Failure to muster companies and attend drills would result in forfeiture of pay. Fines were adjudged by regimental and company court martial and implemented during the following muster, allowing for one's excuse to be heard. [ A Bill to Amend an Act in Relation to the Militia and a Guard for Home Defence. Senate Bill, No. 35, Ses. 1863]
The Home Guard faced the most difficult task of hunting down and capturing deserters. Often hiding in the hills, deserters would attack nearby farms for provisions. As most of the men were away at war, defenseless women and children would be at their mercy.
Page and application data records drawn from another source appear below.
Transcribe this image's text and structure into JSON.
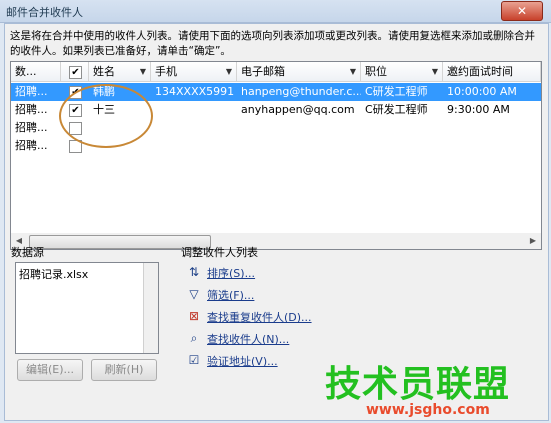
{
  "window": {
    "title": "邮件合并收件人",
    "close_glyph": "✕"
  },
  "intro": "这是将在合并中使用的收件人列表。请使用下面的选项向列表添加项或更改列表。请使用复选框来添加或删除合并的收件人。如果列表已准备好，请单击“确定”。",
  "columns": [
    "数...",
    "",
    "姓名",
    "手机",
    "电子邮箱",
    "职位",
    "邀约面试时间"
  ],
  "rows": [
    {
      "source": "招聘...",
      "checked": true,
      "name": "韩鹏",
      "phone": "134XXXX5991",
      "email": "hanpeng@thunder.c...",
      "position": "C研发工程师",
      "time": "10:00:00 AM",
      "selected": true
    },
    {
      "source": "招聘...",
      "checked": true,
      "name": "十三",
      "phone": "",
      "email": "anyhappen@qq.com",
      "position": "C研发工程师",
      "time": "9:30:00 AM",
      "selected": false
    },
    {
      "source": "招聘...",
      "checked": false,
      "name": "",
      "phone": "",
      "email": "",
      "position": "",
      "time": "",
      "selected": false
    },
    {
      "source": "招聘...",
      "checked": false,
      "name": "",
      "phone": "",
      "email": "",
      "position": "",
      "time": "",
      "selected": false
    }
  ],
  "data_source": {
    "label": "数据源",
    "items": [
      "招聘记录.xlsx"
    ],
    "edit_button": "编辑(E)...",
    "refresh_button": "刷新(H)"
  },
  "adjust": {
    "label": "调整收件人列表",
    "links": [
      "排序(S)...",
      "筛选(F)...",
      "查找重复收件人(D)...",
      "查找收件人(N)...",
      "验证地址(V)..."
    ]
  },
  "watermark": {
    "text": "技术员联盟",
    "url": "www.jsgho.com"
  },
  "colors": {
    "selection": "#3399ff",
    "annotation": "#c88836",
    "watermark": "#23c020"
  }
}
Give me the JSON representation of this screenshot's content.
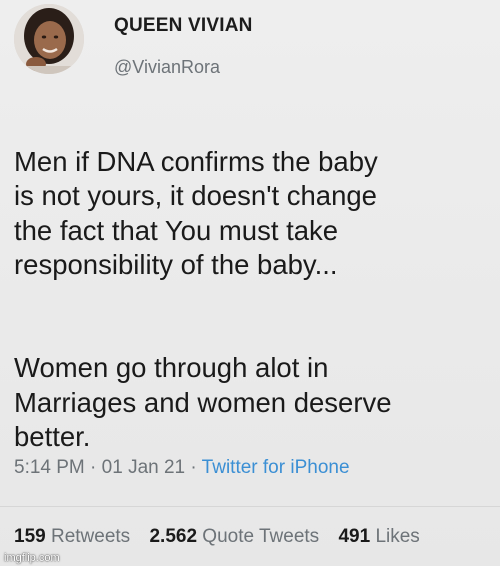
{
  "author": {
    "display_name": "QUEEN VIVIAN",
    "handle": "@VivianRora",
    "avatar_icon": "profile-photo"
  },
  "tweet": {
    "paragraph_1": "Men if DNA confirms the baby\nis not yours, it doesn't change\nthe fact that  You must take\nresponsibility of the baby...",
    "paragraph_2": "Women go through alot in\nMarriages and women deserve\nbetter.",
    "time": "5:14 PM",
    "date": "01 Jan 21",
    "separator": "·",
    "source": "Twitter for iPhone"
  },
  "stats": {
    "retweets_count": "159",
    "retweets_label": "Retweets",
    "quotes_count": "2.562",
    "quotes_label": "Quote Tweets",
    "likes_count": "491",
    "likes_label": "Likes"
  },
  "watermark": "imgflip.com",
  "colors": {
    "background": "#ebebeb",
    "link": "#3b8fd4",
    "secondary_text": "#6d7378"
  }
}
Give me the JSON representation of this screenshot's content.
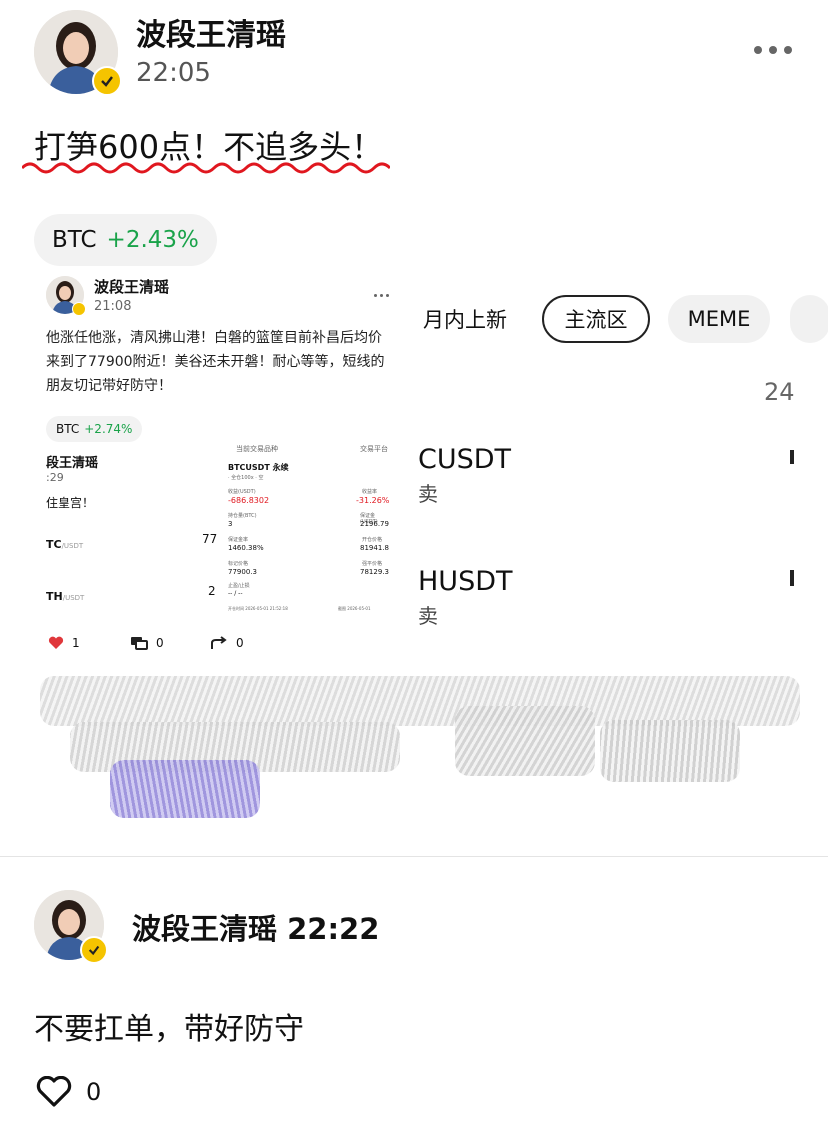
{
  "post": {
    "author": "波段王清瑶",
    "time": "22:05",
    "headline": "打笋600点！不追多头！",
    "more_icon": "more-dots-icon",
    "ticker_chip": {
      "symbol": "BTC",
      "change": "+2.43%"
    }
  },
  "background_tabs": [
    "月内上新",
    "主流区",
    "MEME"
  ],
  "background_list": {
    "count_label": "24",
    "rows": [
      {
        "symbol": "CUSDT",
        "sub": "卖"
      },
      {
        "symbol": "HUSDT",
        "sub": "卖"
      }
    ]
  },
  "embedded_post": {
    "author": "波段王清瑶",
    "time": "21:08",
    "body": "他涨任他涨，清风拂山港！白磐的篮筐目前补昌后均价来到了77900附近！美谷还未开磐！耐心等等，短线的朋友切记带好防守！",
    "ticker_chip": {
      "symbol": "BTC",
      "change": "+2.74%"
    },
    "likes": "1",
    "comments": "0",
    "shares": "0",
    "left_partial": {
      "name": "段王清瑶",
      "time": ":29",
      "text": "住皇宫！",
      "row1": {
        "sym": "TC",
        "unit": "/USDT",
        "val": "77"
      },
      "row2": {
        "sym": "TH",
        "unit": "/USDT",
        "val": "2"
      }
    },
    "card": {
      "header_left": "当前交易品种",
      "header_right": "交易平台",
      "pair": "BTCUSDT 永续",
      "sub": "· 全仓100x · 空",
      "pnl_label": "收益(USDT)",
      "pnl": "-686.8302",
      "rate_label": "收益率",
      "rate": "-31.26%",
      "size_label": "持仓量(BTC)",
      "size": "3",
      "margin_label": "保证金(USDT)",
      "margin": "2196.79",
      "ratio_label": "保证金率",
      "ratio": "1460.38%",
      "open_label": "开仓价格",
      "open": "81941.8",
      "entry_label": "标记价格",
      "entry": "77900.3",
      "liq_label": "强平价格",
      "liq": "78129.3",
      "close_label": "止盈/止损",
      "close": "-- / --",
      "footer_left": "开仓时间 2026-05-01 21:52:18",
      "footer_right": "截图 2026-05-01"
    }
  },
  "reply": {
    "author_time": "波段王清瑶 22:22",
    "text": "不要扛单，带好防守",
    "likes": "0"
  }
}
At times deserters would band together and attack soldiers returning home, other times they would attack the Home Guard patrol itself. One wonders how the Guard could continue its pursuit and defense as ammunition and supplies became exceedingly scarce during the course of the war. It would not be difficult to imagine defending the home front as formidable a task, if not more so, as fighting the war itself.
Towards the end of the war, as noted on his pension record, Elbert enlisted in
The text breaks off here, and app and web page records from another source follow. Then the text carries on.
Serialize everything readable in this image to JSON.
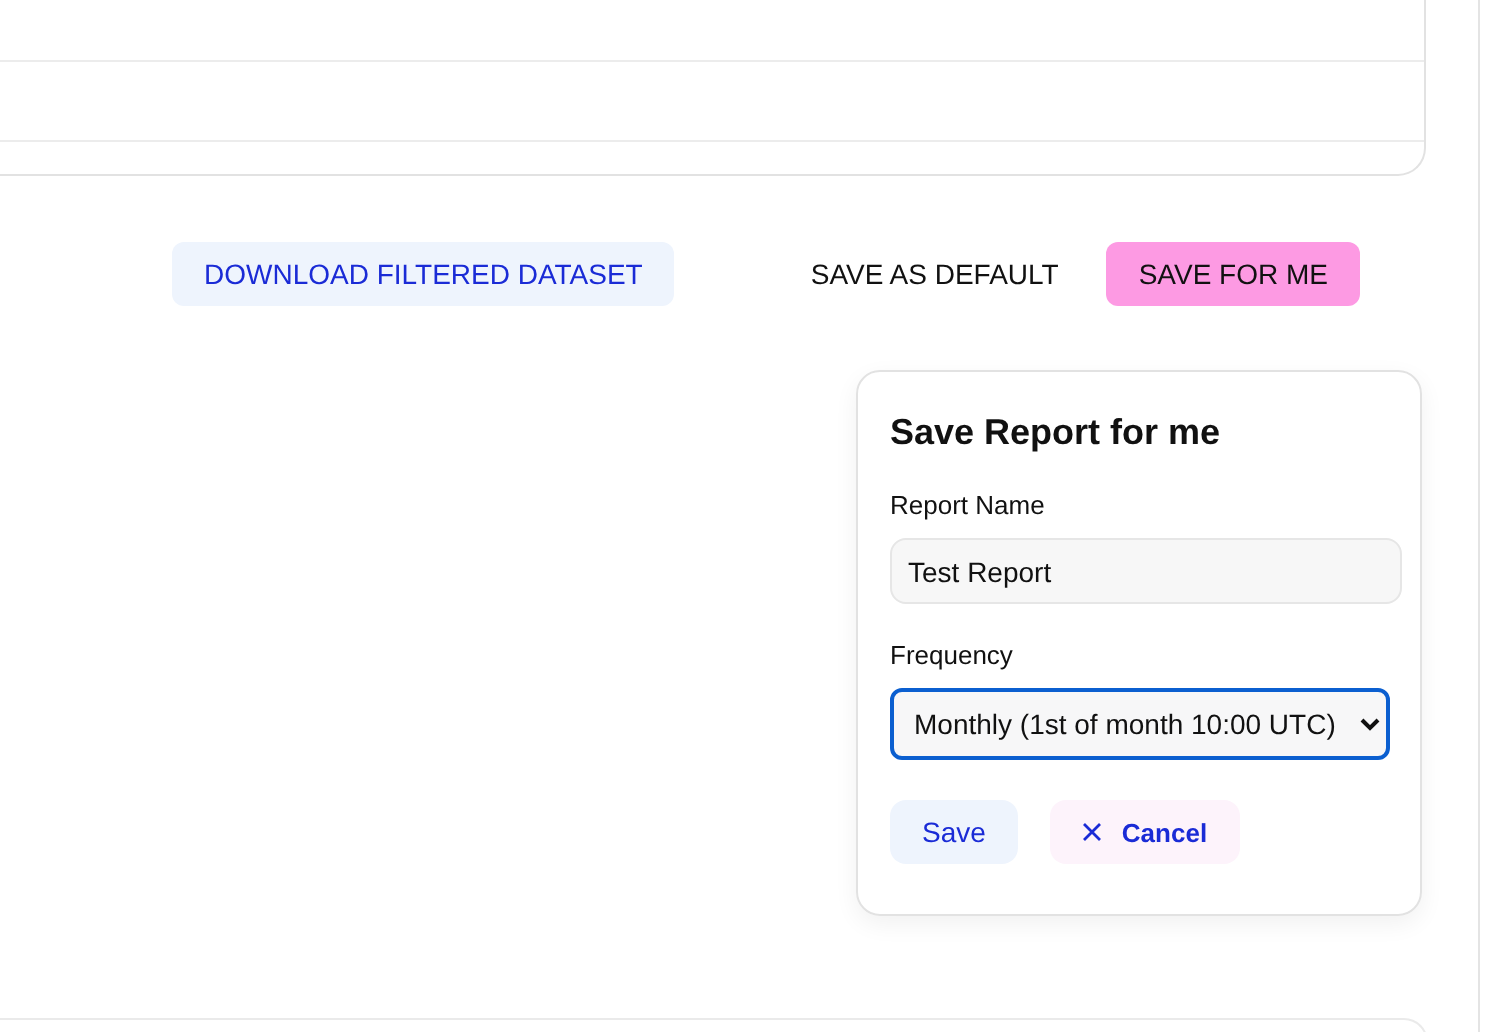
{
  "toolbar": {
    "buttons": [
      {
        "label": "DOWNLOAD FILTERED DATASET",
        "kind": "download"
      },
      {
        "label": "SAVE AS DEFAULT",
        "kind": "plain"
      },
      {
        "label": "SAVE FOR ME",
        "kind": "primary"
      }
    ]
  },
  "dialog": {
    "title": "Save Report for me",
    "fields": [
      {
        "label": "Report Name",
        "kind": "text",
        "value": "Test Report",
        "focused": false
      },
      {
        "label": "Frequency",
        "kind": "select",
        "value": "Monthly (1st of month 10:00 UTC)",
        "focused": true
      }
    ],
    "actions": [
      {
        "label": "Save",
        "kind": "save"
      },
      {
        "label": "Cancel",
        "kind": "cancel"
      }
    ]
  }
}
the 58th North Carolina Regiment. Upon marching to Ashville, the war ended and all were released to go home.
Elbert died 26 Jul 1935 in Erwin, Tennessee. He was the son of Jesse Bailey and Emilia Curtis, grandson of Ansel and Elizabeth Bradley Bailey.
[ see TRH. Vol. VI #49 ]
Elbert's children by Hannah E. Bailey:
1. JOANNA BAILEY GRIFFITH
2. Clayton Bailey
Vista Street m Elbert Bailey 22 Sep 1889. Their Children are as follows:
1. Effie Isabel-1893-1917
2. Nelle Pauline-b. 20 Apr 1919
3. Ralph- 1 Nov 1898 - 9 Apr 1974
-Article Submitted by Allie Nelson for Vol.VII TVH.
Jesse Bailey (1809 - 1891)
Hannah Eliza Bailey Bailey (1850 - 1889)*
Sarah Vista Street Bailey (1866 - 1940)*
Joanna Emeline Bailey Griffith (1870 - 1959)*
Curtis Clayton Bailey (1876 - 1930)*
Daisy Bailey Broyles (1881 - 1967)*
Jacob F. Bailey (1882 - 1884)*
Edgar L. Bailey (1886 - 1945)*
Ralph Burns Bailey (1898 - 1974)*
Catherine Shuford (1840 - 1882)*
Flora Bailey Hughes (1846 - 1938)*
Elbert Lenoir Bailey (1848 - 1935)
Richard McDaniel Bailey (1852 - 1938)*
Joseph W.S. Bailey (1859 - 1936)*
Martins Creek Cemetery
Created by: D. Brown Love
Record added: May 04, 2005
Find A Grave Memorial# 10913707